    As you don’t address any of the issues I raise, Doc Mudd, I will close with this comment. Wal-Mart doesn’t give a crap about “wholesome food.” I do. I grow, distribute and retail local, healthy food–the most wholesome food in America. So, unlike most of the people in this country, I work in the production economy. There’s nothing “trendy” about those of us who do. I work 60 – 80 hours a week–EVERY week–doing it and trying to protect the ability to do it. How do you make a living?

  • Harry Hamil

    As you don’t address any of the issues I raise, Doc Mudd, I will close with this comment. Wal-Mart doesn’t give a crap about “wholesome food.” I do. I grow, distribute and retail local, healthy food–the most wholesome food in America. So, unlike most of the people in this country, I work in the production economy. There’s nothing “trendy” about those of us who do. I work 60 – 80 hours a week–EVERY week–doing it and trying to protect the ability to do it. How do you make a living?

  • Scott Southerland
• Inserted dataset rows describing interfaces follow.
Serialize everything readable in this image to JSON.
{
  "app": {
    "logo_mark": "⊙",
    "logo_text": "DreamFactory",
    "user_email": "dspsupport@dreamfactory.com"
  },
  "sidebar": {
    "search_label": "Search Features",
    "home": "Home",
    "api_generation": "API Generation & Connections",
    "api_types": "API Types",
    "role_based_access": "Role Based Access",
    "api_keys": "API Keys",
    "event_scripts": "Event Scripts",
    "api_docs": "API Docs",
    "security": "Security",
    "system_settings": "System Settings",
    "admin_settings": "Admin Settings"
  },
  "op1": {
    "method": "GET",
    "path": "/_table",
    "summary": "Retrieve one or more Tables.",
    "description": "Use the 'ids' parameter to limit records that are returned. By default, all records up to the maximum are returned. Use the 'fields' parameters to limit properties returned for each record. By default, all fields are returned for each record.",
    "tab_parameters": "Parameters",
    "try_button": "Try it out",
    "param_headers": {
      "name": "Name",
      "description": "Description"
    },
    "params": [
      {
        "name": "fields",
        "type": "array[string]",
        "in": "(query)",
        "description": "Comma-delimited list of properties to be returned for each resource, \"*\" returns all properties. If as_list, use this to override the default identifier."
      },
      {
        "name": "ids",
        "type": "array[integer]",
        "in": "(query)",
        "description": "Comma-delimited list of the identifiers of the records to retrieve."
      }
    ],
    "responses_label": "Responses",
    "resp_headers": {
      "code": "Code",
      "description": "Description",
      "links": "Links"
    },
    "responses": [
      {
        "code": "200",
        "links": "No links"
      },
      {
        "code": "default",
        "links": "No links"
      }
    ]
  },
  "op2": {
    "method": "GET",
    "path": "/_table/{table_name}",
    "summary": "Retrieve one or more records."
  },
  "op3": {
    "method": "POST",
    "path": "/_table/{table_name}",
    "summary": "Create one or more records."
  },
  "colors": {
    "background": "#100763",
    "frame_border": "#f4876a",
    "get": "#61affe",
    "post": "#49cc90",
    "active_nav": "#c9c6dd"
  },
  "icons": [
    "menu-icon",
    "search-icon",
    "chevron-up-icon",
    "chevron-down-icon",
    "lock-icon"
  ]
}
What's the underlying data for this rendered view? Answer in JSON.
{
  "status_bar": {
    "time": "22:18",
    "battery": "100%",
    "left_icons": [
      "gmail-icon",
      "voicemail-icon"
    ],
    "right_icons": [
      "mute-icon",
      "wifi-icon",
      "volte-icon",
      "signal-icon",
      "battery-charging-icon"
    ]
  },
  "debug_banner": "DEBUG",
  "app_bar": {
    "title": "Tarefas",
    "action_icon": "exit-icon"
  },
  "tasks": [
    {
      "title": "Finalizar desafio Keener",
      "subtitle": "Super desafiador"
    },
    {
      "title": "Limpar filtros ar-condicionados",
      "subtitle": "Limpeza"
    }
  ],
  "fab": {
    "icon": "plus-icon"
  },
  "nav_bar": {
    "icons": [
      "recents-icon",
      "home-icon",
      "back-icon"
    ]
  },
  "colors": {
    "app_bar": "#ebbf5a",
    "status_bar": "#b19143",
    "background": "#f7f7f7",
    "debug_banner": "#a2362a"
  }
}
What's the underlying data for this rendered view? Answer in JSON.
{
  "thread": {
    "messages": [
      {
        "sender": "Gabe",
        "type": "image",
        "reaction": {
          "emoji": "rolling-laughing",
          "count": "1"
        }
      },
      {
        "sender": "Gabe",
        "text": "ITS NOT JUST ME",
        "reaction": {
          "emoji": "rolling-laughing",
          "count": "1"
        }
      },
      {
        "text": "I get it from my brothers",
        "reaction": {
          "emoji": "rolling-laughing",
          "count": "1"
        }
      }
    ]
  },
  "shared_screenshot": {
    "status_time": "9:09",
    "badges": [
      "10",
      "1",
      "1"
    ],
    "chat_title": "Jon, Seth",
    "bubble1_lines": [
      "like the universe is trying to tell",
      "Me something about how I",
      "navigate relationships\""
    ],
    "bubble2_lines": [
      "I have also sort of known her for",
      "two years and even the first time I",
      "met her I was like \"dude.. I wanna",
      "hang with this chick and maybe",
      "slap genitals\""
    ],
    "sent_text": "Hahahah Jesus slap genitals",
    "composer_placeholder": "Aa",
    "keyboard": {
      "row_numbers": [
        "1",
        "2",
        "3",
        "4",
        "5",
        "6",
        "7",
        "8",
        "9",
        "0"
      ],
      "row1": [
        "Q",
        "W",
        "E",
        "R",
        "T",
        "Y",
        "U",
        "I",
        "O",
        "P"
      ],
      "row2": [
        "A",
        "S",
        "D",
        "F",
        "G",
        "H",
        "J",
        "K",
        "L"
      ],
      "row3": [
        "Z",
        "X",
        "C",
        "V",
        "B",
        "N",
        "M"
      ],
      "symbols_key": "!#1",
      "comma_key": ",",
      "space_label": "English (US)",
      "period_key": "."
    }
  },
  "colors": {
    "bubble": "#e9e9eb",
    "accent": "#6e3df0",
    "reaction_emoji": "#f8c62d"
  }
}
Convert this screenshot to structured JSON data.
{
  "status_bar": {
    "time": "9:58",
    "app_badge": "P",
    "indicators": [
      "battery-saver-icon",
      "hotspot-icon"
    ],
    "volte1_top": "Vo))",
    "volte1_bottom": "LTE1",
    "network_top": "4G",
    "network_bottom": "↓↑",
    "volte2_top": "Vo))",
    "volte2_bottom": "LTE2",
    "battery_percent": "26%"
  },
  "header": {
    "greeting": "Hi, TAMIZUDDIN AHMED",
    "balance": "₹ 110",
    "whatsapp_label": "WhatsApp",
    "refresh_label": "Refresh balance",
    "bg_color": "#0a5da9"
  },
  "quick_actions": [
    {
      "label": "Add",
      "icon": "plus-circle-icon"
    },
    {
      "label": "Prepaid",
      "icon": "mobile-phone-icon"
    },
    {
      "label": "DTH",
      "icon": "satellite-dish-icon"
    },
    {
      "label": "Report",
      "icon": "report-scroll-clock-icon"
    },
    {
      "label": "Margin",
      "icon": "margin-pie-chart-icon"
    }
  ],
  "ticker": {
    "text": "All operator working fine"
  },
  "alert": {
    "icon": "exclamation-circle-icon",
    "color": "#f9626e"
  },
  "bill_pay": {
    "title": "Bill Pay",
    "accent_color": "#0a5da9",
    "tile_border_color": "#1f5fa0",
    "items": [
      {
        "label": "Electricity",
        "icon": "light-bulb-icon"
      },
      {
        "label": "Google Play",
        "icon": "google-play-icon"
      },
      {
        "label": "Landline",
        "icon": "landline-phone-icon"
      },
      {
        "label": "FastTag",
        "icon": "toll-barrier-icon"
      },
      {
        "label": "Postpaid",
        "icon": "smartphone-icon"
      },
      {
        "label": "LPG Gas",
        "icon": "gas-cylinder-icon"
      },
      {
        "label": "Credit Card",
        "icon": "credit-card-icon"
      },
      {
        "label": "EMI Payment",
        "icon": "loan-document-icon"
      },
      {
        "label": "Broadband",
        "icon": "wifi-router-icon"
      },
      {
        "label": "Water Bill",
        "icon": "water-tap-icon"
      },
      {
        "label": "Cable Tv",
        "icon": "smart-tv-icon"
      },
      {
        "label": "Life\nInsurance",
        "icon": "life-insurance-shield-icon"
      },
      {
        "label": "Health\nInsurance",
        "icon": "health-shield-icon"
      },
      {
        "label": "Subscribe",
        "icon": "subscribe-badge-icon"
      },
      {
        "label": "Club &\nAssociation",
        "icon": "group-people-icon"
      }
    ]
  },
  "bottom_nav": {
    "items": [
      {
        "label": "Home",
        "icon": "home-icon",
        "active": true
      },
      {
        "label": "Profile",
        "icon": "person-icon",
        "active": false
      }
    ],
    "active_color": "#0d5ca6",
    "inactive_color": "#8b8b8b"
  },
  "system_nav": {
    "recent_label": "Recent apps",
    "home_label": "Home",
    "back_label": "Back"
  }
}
    The first spewers of negative info above sound as though they work for some of the national or international food cartels that control food and food prices. Quetion, are you scared criminals? I must say I agree with Harry Hamil, he seems to be telling it like it is. It’s about time a large corporation looks to do business directly with small local farmers. The reality is the cost of transportation from far and away to bring quality food to our tables is killing us. I work in the oil & gas industry on offshore production rigs, I also grow food. Me, I’m contacting Walmart.
    Screw U Food Lion !